Online postings by Tri-Valley students indicate that many students were aware of the situation they were getting into. In fact, many selected the university not for its educational value, but the opportunities for off-campus work. Some students even became recruiters, accepting payment for each new student they brought to the school. On 7 January, days before the swoop by federal authorities on TVU, a person who goes by the handle Guru Guru posted this on an Orkut forum: “University name is Trivalley university, it is located at pleasanton, california. here classes are online so you don’t have to relocate, university offers CPT so you can work legally 40 hrs as full time. they charge only $100 (Rs.4,700) for CPT... you don’t have to worry about the course work, they will give you good grades. By using CPT you can work full time so we will help you in your desired software technology.”
Earn while you learn
Orkut user Vinod Babu, claiming to represent a firm named Lorvin Overseas, tried to entice prospective students in a thread in August 2010.
“As you know that most of the Universities in USA give legal permission of 10-20 working hours per week, so Students looking for part time jobs in gas stations and motels they hardly earn $6 to $7 per hr. But there are few Universities like UNIVERSITY OF NORTHERN VIRGINIA which gives legal permission to work 40 hrs a week,” he said. “So that u can work full time in IT firm we can help u in getting Free Admission in the University and job assistance... Earn while you learn.”
Other postings indicate that students were paid $400 for every successful referral made. “hey guyz we get money ($400) if we refer a frnd to this university,” S.K.N. Reddy wrote in a June 2010 posting. “If you guyz who know abt the university and transfering with out any reference jsz keep my name. we can share the money. $100 for me $300 for you,” he wrote.
One consultant, who requested anonymity because of the sensitivity of the issue, said only about 100 of the 1,500 Indian students who attended TVU actually secured a visa based on direct admission offers by the univesity.
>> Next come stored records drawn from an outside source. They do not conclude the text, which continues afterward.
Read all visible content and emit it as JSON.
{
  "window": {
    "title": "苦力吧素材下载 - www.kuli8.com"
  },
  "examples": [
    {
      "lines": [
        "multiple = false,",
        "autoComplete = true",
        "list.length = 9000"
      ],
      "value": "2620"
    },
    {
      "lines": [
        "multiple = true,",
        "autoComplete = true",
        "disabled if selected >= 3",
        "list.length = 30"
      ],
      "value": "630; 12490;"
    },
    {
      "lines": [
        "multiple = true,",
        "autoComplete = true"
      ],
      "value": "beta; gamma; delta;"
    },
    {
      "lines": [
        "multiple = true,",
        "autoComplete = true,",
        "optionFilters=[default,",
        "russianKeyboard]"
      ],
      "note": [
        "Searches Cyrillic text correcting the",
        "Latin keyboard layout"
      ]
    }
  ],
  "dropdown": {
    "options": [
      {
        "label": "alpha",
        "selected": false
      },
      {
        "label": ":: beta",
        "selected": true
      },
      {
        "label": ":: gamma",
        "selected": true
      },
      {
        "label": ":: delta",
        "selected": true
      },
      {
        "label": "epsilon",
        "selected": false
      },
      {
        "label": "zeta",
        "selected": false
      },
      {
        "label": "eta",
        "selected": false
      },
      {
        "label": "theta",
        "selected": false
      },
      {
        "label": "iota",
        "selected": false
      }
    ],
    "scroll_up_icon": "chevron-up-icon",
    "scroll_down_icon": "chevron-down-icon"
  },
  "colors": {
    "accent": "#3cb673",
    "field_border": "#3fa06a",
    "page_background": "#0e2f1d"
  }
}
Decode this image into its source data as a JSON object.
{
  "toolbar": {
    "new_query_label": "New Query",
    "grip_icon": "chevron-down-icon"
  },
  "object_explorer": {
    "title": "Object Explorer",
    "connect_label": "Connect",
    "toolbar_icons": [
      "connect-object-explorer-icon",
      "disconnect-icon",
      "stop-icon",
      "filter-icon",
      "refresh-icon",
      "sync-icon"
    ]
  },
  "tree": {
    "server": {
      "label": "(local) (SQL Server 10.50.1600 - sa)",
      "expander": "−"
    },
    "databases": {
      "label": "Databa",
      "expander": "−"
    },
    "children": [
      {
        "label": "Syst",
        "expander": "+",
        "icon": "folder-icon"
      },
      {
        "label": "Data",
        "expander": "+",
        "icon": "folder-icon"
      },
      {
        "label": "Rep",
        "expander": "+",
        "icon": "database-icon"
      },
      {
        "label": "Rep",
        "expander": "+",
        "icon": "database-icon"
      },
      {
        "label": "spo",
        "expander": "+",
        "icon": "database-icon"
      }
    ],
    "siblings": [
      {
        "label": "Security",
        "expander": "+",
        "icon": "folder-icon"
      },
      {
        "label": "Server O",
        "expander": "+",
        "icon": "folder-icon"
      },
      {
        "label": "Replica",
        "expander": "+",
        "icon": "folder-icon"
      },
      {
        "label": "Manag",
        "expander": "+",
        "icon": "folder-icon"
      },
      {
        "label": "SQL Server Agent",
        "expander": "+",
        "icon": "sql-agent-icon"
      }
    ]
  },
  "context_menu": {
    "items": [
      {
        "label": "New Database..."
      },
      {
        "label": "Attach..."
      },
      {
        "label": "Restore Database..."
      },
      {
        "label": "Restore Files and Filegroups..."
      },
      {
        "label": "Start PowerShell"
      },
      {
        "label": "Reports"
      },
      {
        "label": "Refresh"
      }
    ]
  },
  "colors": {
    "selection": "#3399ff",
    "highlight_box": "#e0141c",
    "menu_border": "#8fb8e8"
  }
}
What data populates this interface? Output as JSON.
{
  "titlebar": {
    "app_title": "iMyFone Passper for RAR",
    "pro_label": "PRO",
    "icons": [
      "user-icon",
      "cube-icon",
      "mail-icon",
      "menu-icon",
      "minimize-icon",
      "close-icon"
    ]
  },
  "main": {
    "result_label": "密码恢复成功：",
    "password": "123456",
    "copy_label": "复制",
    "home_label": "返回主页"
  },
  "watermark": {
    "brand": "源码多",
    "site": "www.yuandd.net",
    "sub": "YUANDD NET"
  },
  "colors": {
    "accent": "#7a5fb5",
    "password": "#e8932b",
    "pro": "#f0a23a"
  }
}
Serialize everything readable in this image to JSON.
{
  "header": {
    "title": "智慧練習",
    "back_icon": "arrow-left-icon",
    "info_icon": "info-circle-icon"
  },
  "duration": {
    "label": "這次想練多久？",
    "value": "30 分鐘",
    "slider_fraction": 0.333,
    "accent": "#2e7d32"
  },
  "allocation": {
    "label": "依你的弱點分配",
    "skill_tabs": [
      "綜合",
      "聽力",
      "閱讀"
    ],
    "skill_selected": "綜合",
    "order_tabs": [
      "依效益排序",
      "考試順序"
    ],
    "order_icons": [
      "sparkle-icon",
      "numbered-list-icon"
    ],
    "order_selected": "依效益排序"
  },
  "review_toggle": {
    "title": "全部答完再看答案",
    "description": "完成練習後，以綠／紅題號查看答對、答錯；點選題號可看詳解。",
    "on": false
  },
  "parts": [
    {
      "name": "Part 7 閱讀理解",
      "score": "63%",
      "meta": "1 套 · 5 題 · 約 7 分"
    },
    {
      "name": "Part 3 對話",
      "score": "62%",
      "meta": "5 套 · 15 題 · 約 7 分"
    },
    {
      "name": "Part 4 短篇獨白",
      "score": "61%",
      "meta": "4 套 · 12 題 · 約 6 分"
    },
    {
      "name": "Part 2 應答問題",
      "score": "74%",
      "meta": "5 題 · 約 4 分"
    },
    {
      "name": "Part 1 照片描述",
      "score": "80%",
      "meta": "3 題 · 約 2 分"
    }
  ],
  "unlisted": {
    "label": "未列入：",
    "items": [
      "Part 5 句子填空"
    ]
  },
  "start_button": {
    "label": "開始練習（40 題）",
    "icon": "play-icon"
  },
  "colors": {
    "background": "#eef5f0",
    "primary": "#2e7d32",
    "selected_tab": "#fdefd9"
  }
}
The rest obtained F-1 visas based on I-20 student forms from other, accredited universities, and then transferred.
The drive to enrol in programmes that offer such questionable “work-study” opportunities seems to be particularly strong in Andhra Pradesh, which was recently named a “visa fraud hub” of India by the US Consulate, along with Gujarat and Punjab, according to a WikiLeaks cable released in April to The Hindu. In the cases of both TVU and UNVA, the bulk of the students came from Andhra Pradesh—some 1,500 and 2,000, respectively.
Ashwini, who recently graduated from a university in the US and wants to be identified by only his first name, says the accreditation status of a university isn’t always the top priority for students from Andhra Pradesh.
“Here in the US, it is very different from India. Nobody bothers about your degree here. All they care about is your work experience,” he said over the telephone. “Basically, there is not much difference between a good university and an average university,” he explained. “They (employers) give you the same salary regardless of where you come from, and most people go through consultancies for the same jobs. What is the point in going to big universities and paying such huge fees,” he said.
According to Ashwini, the reason some Indian students opt for universities such as TVU and UNVA was because they can pay their own fees. As few employers check on the accreditation of US institutions, their alumni still manage to find jobs.
“I think it is us (Indians) who are taking advantage of the loopholes in their (US) system,” said Ashwini.
This is the first of a two-part series on unaccredited, for-profit schools. Next: unscrupulous education consultants.